**What you have to do**
The entries below must be repeated exactly. None may be skipped.

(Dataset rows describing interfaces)
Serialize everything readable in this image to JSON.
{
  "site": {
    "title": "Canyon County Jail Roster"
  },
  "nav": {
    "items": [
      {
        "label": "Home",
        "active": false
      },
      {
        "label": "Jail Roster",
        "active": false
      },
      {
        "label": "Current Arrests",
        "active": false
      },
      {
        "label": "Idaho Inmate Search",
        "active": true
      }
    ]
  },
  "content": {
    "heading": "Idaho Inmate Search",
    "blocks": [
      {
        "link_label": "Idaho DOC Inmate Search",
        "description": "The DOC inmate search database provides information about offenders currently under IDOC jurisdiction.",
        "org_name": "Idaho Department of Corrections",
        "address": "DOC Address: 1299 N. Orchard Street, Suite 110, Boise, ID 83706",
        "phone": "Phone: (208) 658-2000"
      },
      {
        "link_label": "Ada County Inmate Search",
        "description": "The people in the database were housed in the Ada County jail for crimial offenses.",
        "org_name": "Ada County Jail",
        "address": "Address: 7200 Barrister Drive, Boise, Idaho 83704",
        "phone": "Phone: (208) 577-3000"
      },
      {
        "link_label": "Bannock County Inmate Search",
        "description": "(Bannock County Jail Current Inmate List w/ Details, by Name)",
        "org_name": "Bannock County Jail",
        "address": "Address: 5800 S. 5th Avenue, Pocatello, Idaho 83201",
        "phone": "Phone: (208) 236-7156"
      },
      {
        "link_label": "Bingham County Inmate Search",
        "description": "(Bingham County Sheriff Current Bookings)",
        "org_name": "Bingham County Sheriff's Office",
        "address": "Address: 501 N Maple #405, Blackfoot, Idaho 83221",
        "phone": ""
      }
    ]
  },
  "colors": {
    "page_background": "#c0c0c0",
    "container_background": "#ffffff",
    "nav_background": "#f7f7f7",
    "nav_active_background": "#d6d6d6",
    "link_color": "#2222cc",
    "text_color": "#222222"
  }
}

**Solution to this task**
Serialize everything readable in this image to JSON.
{
  "site": {
    "title": "Canyon County Jail Roster"
  },
  "nav": {
    "items": [
      {
        "label": "Home",
        "active": false
      },
      {
        "label": "Jail Roster",
        "active": false
      },
      {
        "label": "Current Arrests",
        "active": false
      },
      {
        "label": "Idaho Inmate Search",
        "active": true
      }
    ]
  },
  "content": {
    "heading": "Idaho Inmate Search",
    "blocks": [
      {
        "link_label": "Idaho DOC Inmate Search",
        "description": "The DOC inmate search database provides information about offenders currently under IDOC jurisdiction.",
        "org_name": "Idaho Department of Corrections",
        "address": "DOC Address: 1299 N. Orchard Street, Suite 110, Boise, ID 83706",
        "phone": "Phone: (208) 658-2000"
      },
      {
        "link_label": "Ada County Inmate Search",
        "description": "The people in the database were housed in the Ada County jail for crimial offenses.",
        "org_name": "Ada County Jail",
        "address": "Address: 7200 Barrister Drive, Boise, Idaho 83704",
        "phone": "Phone: (208) 577-3000"
      },
      {
        "link_label": "Bannock County Inmate Search",
        "description": "(Bannock County Jail Current Inmate List w/ Details, by Name)",
        "org_name": "Bannock County Jail",
        "address": "Address: 5800 S. 5th Avenue, Pocatello, Idaho 83201",
        "phone": "Phone: (208) 236-7156"
      },
      {
        "link_label": "Bingham County Inmate Search",
        "description": "(Bingham County Sheriff Current Bookings)",
        "org_name": "Bingham County Sheriff's Office",
        "address": "Address: 501 N Maple #405, Blackfoot, Idaho 83221",
        "phone": ""
      }
    ]
  },
  "colors": {
    "page_background": "#c0c0c0",
    "container_background": "#ffffff",
    "nav_background": "#f7f7f7",
    "nav_active_background": "#d6d6d6",
    "link_color": "#2222cc",
    "text_color": "#222222"
  }
}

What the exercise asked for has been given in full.